In years before the 2010 Census, many of the Census-based indicators in the SCI were based on the Census Summary File 3 (SF3), also known as the long form. SF3 data was collected by surveying 1 in every 6 households, while Summary File 1 (SF1) data, also known as the short form, was and still is collected by surveying 100% of household in the US. However, after the 2000 census, SF3 was discontinued and the American Community Survey was used to take its place.
The American Community Survey (ACS) is a continuous sample survey, where 250,000 households are surveyed each month across the country. Because much fewer households are surveyed per year compared to the SF3, the ACS prepares 5-year estimates for analysis of data at the Census tract level. This leads to less precise estimates of population characteristics than the SF3; however, the trade-off is that data are updated on an annual basis as opposed to every 10 years.
While data from the SF3 were also statistical estimates like those produced by the ACS, estimates of error (such as confidence intervals or margins of error) were rarely presented with the data. Because the ACS data can have a great deal of statistical uncertainty, it is particularly important to account for and report error in analysis and presentation. In our analyses of ACS data we recalculated 90% margins of error each time data were aggregated by category (e.g. sex) or geography to the neighborhood level. To aggregate data to the neighborhood level, each Census tract was assigned to the neighborhood that its geographic mean center point fell within. In a few cases, particularly around Chinatown, tracts were manually reassigned to a different neighborhood due to knowledge of that tract’s population distribution and characteristics. However, often tracts do not neatly fall within a neighborhood and may actually be halfway in one neighborhood and halfway in another. This phenomenon is the rationale behind using the dasymetric mapping method with data from SF1. Unfortunately because ACS data are estimates with error, it would not be prudent to use dasymetric mapping. Therefore, we are forced to accept and acknowledge the limitations that come with this neighborhood aggregation methodology.
For more information on ACS data and how to use it visit this site: http://www.census.gov/acs/www/guidance_for_data_users/handbooks/
American Community Survey Handbooks for Data Users: http://www.census.gov/acs/www/guidance_for_data_users/handbooks/
GeoLytics Neighborhood Change Database Data Users’ Guide: http://www.geolytics.com/pdf/NCDB-LF-Data-Users-Guide.pdf
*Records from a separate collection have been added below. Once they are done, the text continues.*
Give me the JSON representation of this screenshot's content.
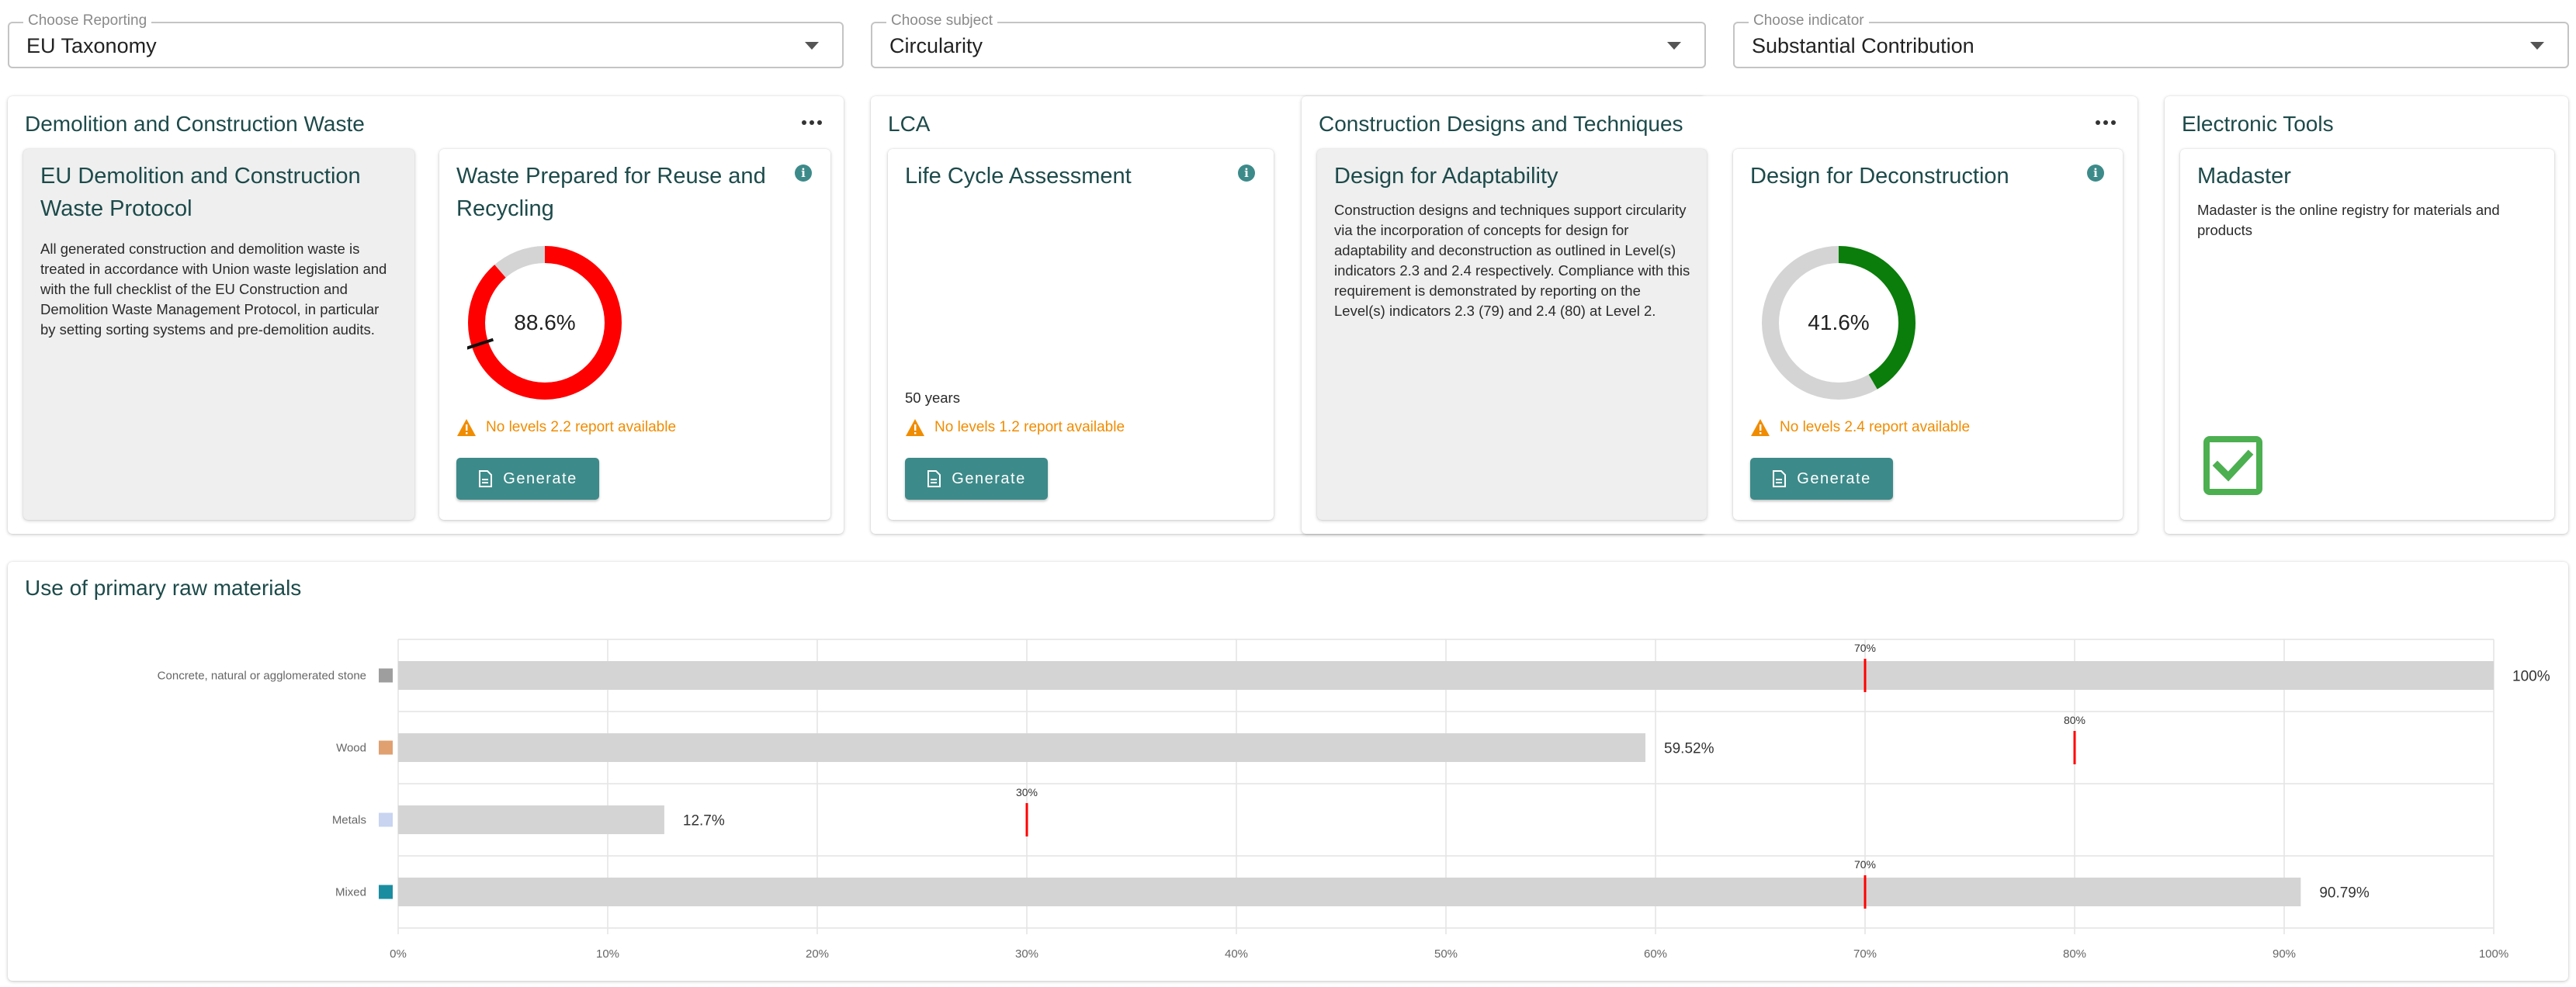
{
  "selectors": [
    {
      "label": "Choose Reporting",
      "value": "EU Taxonomy"
    },
    {
      "label": "Choose subject",
      "value": "Circularity"
    },
    {
      "label": "Choose indicator",
      "value": "Substantial Contribution"
    }
  ],
  "sections": {
    "demolition": {
      "title": "Demolition and Construction Waste",
      "protocol_card": {
        "title": "EU Demolition and Construction Waste Protocol",
        "text": "All generated construction and demolition waste is treated in accordance with Union waste legislation and with the full checklist of the EU Construction and Demolition Waste Management Protocol, in particular by setting sorting systems and pre-demolition audits."
      },
      "reuse_card": {
        "title": "Waste Prepared for Reuse and Recycling",
        "value_label": "88.6%",
        "value": 88.6,
        "threshold": 70,
        "warning": "No levels 2.2 report available",
        "button": "Generate"
      }
    },
    "lca": {
      "title": "LCA",
      "card": {
        "title": "Life Cycle Assessment",
        "years": "50 years",
        "warning": "No levels 1.2 report available",
        "button": "Generate"
      }
    },
    "construction": {
      "title": "Construction Designs and Techniques",
      "adaptability_card": {
        "title": "Design for Adaptability",
        "text": "Construction designs and techniques support circularity via the incorporation of concepts for design for adaptability and deconstruction as outlined in Level(s) indicators 2.3 and 2.4 respectively. Compliance with this requirement is demonstrated by reporting on the Level(s) indicators 2.3 (79) and 2.4 (80) at Level 2."
      },
      "deconstruction_card": {
        "title": "Design for Deconstruction",
        "value_label": "41.6%",
        "value": 41.6,
        "warning": "No levels 2.4 report available",
        "button": "Generate"
      }
    },
    "tools": {
      "title": "Electronic Tools",
      "card": {
        "title": "Madaster",
        "text": "Madaster is the online registry for materials and products",
        "checked": true
      }
    }
  },
  "raw_materials": {
    "title": "Use of primary raw materials"
  },
  "colors": {
    "accent": "#3d8a8a",
    "danger": "#ff0000",
    "success": "#0a7d0a",
    "warning": "#f08c00",
    "track": "#d4d4d4"
  },
  "chart_data": {
    "type": "bar",
    "orientation": "horizontal",
    "categories": [
      "Concrete, natural or agglomerated stone",
      "Wood",
      "Metals",
      "Mixed"
    ],
    "category_colors": [
      "#9e9e9e",
      "#e0a070",
      "#c8d4f0",
      "#1a8ea0"
    ],
    "values": [
      100,
      59.52,
      12.7,
      90.79
    ],
    "value_labels": [
      "100%",
      "59.52%",
      "12.7%",
      "90.79%"
    ],
    "targets": [
      70,
      80,
      30,
      70
    ],
    "target_labels": [
      "70%",
      "80%",
      "30%",
      "70%"
    ],
    "xlim": [
      0,
      100
    ],
    "xticks": [
      "0%",
      "10%",
      "20%",
      "30%",
      "40%",
      "50%",
      "60%",
      "70%",
      "80%",
      "90%",
      "100%"
    ],
    "grid": true,
    "title": "",
    "xlabel": "",
    "ylabel": ""
  }
}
Maantay JA, Maroko AR, Herrmann C. Mapping Population Distribution in the Urban Environment: The Cadastral-based Expert Dasymetric System(CEDS). Cartography and Geographic Information Science. 2007;34(2):77-102. http://www.lehman.edu/deannss/geography/publications/Dasymetric_CaGIS_Maantay.pdf